The Logitech PowerShell controller for iPhone on the other hand requires a physical connection, plugging in to the phone's Lightning port to pair.

If you have a Bluetooth controller and there's no obvious setup instructions then you pair it the same way you would any other Bluetooth device- enable Bluetooth on your phone, scan for devices, select the controller from the list and enter the pairing code.

Big screen gaming

Games test

Even once you've got a controller and screen to hand a phone is never likely to fully replicate a console experience. We put big screen gaming to the test with a £20 Moga Mobile Gaming system controller and an MHL cable paired with an HTC One - and the bad news is that it's nowhere near a console experience, thanks partly to the games on offer.

We found that while the gaming was reasonable, it was no substitute for a home console.

On a 32-inch screen Asphalt 8 looked a little blurry and lacking in detail, though Dead Trigger 2 fared rather better, almost passing off as a low budget console game.

It's understandable that blowing the games up led to lower quality visuals though, as a Gameloft spokesperson told us "a high-end mobile game may be able to push 30% - 50% of the polygons of current-gen consoles," so it stands to reason that visual quality on a large screen is likely to be 50% - 70% worse.

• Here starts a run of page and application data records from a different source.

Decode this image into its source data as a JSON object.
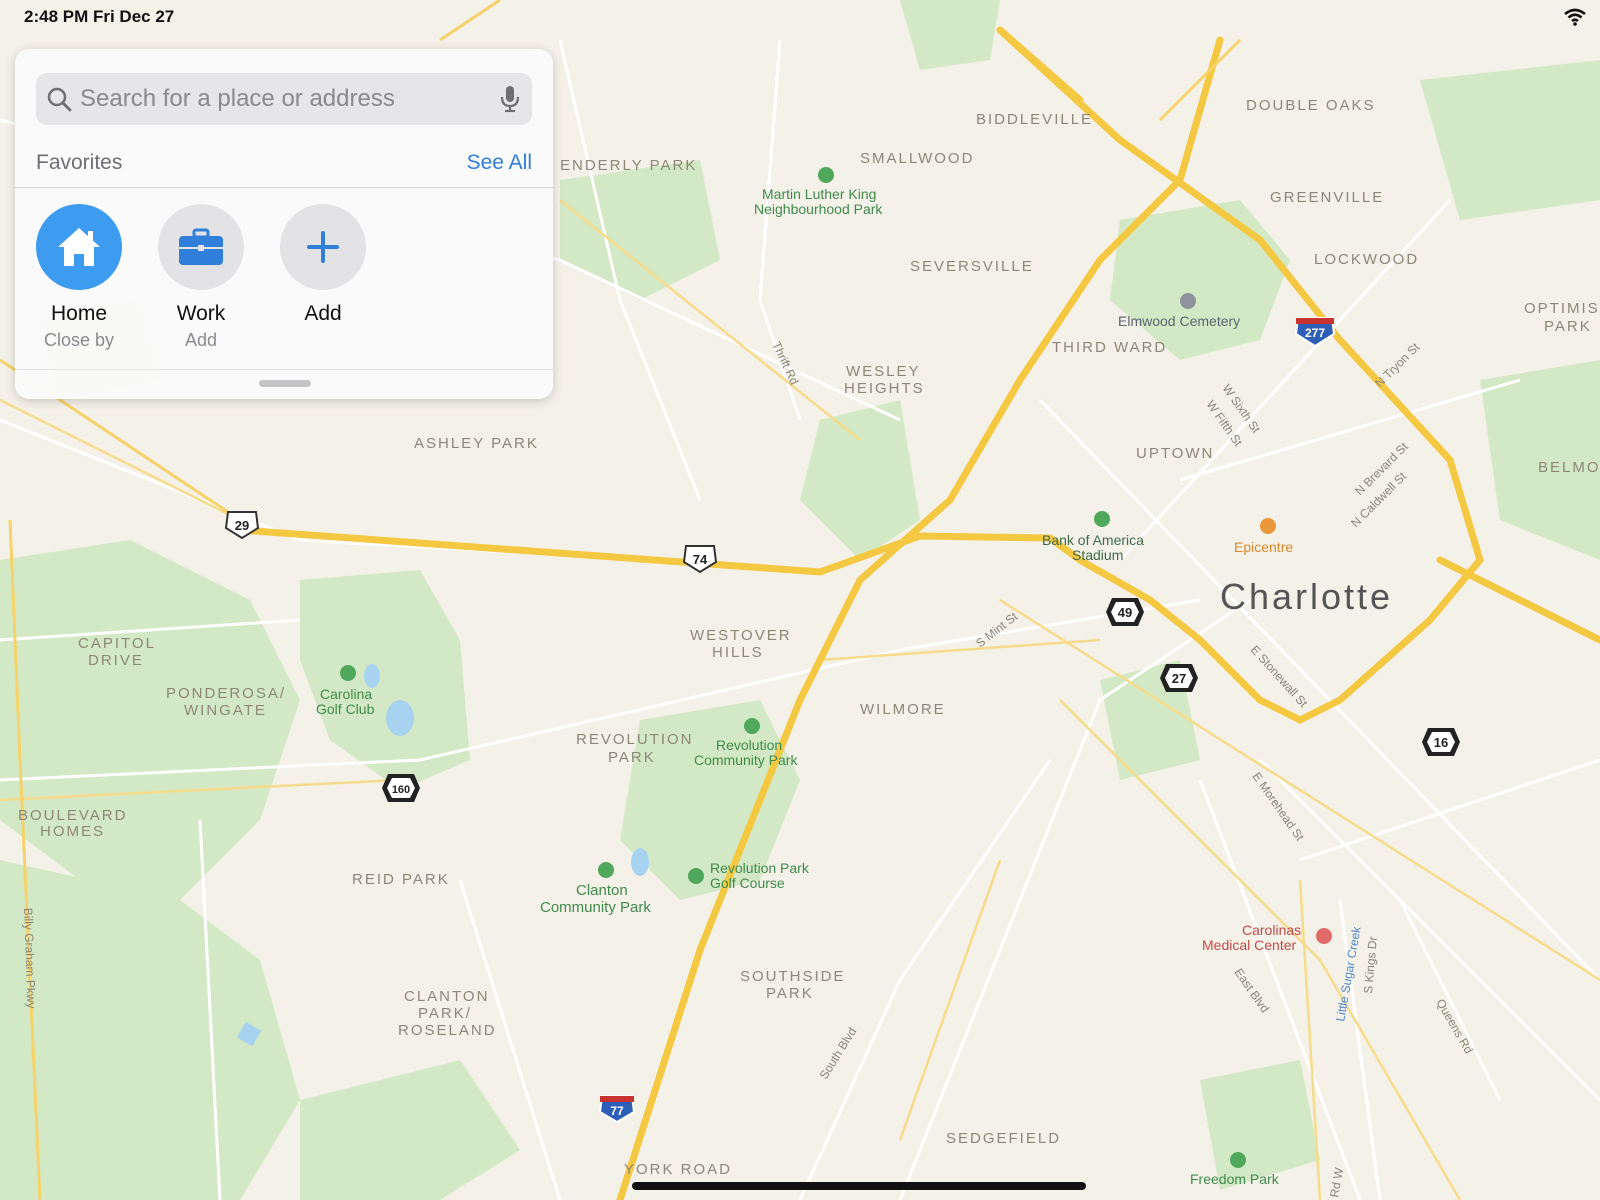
{
  "status_bar": {
    "time": "2:48 PM   Fri Dec 27"
  },
  "search": {
    "placeholder": "Search for a place or address"
  },
  "favorites": {
    "title": "Favorites",
    "see_all": "See All",
    "items": [
      {
        "label": "Home",
        "sub": "Close by",
        "icon": "house-icon",
        "color": "#3d9bf0"
      },
      {
        "label": "Work",
        "sub": "Add",
        "icon": "briefcase-icon",
        "color": "#e3e3e5"
      },
      {
        "label": "Add",
        "sub": "",
        "icon": "plus-icon",
        "color": "#e3e3e5"
      }
    ]
  },
  "map": {
    "city": "Charlotte",
    "neighborhoods": [
      "BIDDLEVILLE",
      "DOUBLE OAKS",
      "SMALLWOOD",
      "ENDERLY PARK",
      "GREENVILLE",
      "LOCKWOOD",
      "SEVERSVILLE",
      "OPTIMIST PARK",
      "THIRD WARD",
      "WESLEY HEIGHTS",
      "UPTOWN",
      "BELMO",
      "ASHLEY PARK",
      "WESTOVER HILLS",
      "CAPITOL DRIVE",
      "PONDEROSA/ WINGATE",
      "WILMORE",
      "REVOLUTION PARK",
      "BOULEVARD HOMES",
      "REID PARK",
      "SOUTHSIDE PARK",
      "CLANTON PARK/ ROSELAND",
      "SEDGEFIELD",
      "YORK ROAD"
    ],
    "parks": [
      "Martin Luther King Neighbourhood Park",
      "Carolina Golf Club",
      "Revolution Community Park",
      "Revolution Park Golf Course",
      "Clanton Community Park",
      "Freedom Park"
    ],
    "pois": [
      "Elmwood Cemetery",
      "Bank of America Stadium",
      "Epicentre",
      "Carolinas Medical Center"
    ],
    "roads": [
      "Thrift Rd",
      "W Sixth St",
      "W Fifth St",
      "N Tryon St",
      "N Brevard St",
      "N Caldwell St",
      "S Mint St",
      "E Stonewall St",
      "E Morehead St",
      "East Blvd",
      "South Blvd",
      "Queens Rd",
      "S Kings Dr",
      "Billy Graham Pkwy",
      "Rd W"
    ],
    "creek": "Little Sugar Creek",
    "shields": [
      "29",
      "74",
      "49",
      "27",
      "16",
      "160",
      "277",
      "77"
    ],
    "colors": {
      "land": "#f4f1e8",
      "green": "#cfe7c0",
      "highway": "#f5c842",
      "street": "#ffffff",
      "water": "#a8d3f0"
    }
  }
}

The controls weren't perfect either. Using a controller was definitely better than a touch screen, but there was slight lag with some inputs due to using a Bluetooth connection.

Worse than that, the games just didn't feel like they'd been designed for a controller as there was none of the precision or smoothness you'd experience on a home console, with jerkiness and stiffness creeping in.

Speaking of consoles though, there's always the likes of the Ouya or GameStick, which are attempts at making an Android-powered home console. Laggy performance and a lack of games hold them back, but it points towards a future when smartphone games could be as comfortable on a television screen as on the move.

PS4 Remote Play

PS4 Remote Play

Outputting your phone to a larger screen is one way to turn it into a games console, but you can also bring your console games to your phone. Or at least you can if you've got a PS4 and a Sony Xperia Z3+, Xperia Z3, Xperia Z2 or Xperia Z3 Compact.

To get started just download the Remote Play app and make sure your new Playstation is on and connected to the same Wi-Fi network as your phone.

Then launch the app, follow the instructions to pair your DualShock 4 via Bluetooth, log in to your Sony account and it should automatically find and connect to your PS4. You'll then be able to play your PS4 games on your phone, using your DualShock controller, though for a comfortable experience you might want to invest in a controller mount.

If you don't fancy the mount or want to take the controller out of the equation entirely you can also use on-screen controls, but these have the typical issue of obscuring some of the action and not being as precise as physical buttons.

However you choose to control it the result is fairly impressive. The games look good and play quite well, though they don't always feel at home on a small screen and there is sometimes ever so slight lag.

Remote Play is a bridge for bringing the console experience to a smartphone, but as phones become ever more powerful the games will inevitably be more akin to their console counterparts, the technology will become more capable and we'll start seeing a big jump former - it's clear we could see the phone truly matching a console before the end of the PS4's life cycle.

Now... back to finally being able to complete Sonic the Hedgehog...

James Rogerson

James is a freelance phones, tablets and wearables writer and sub-editor at TechRadar. He has a love for everything ‘smart’, from watches to lights, and can often be found arguing with AI assistants or drowning in the latest apps. James also contributes to, and and has written for T3, Digital Camera World, Clarity Media and others, with work on the web, in print and on TV.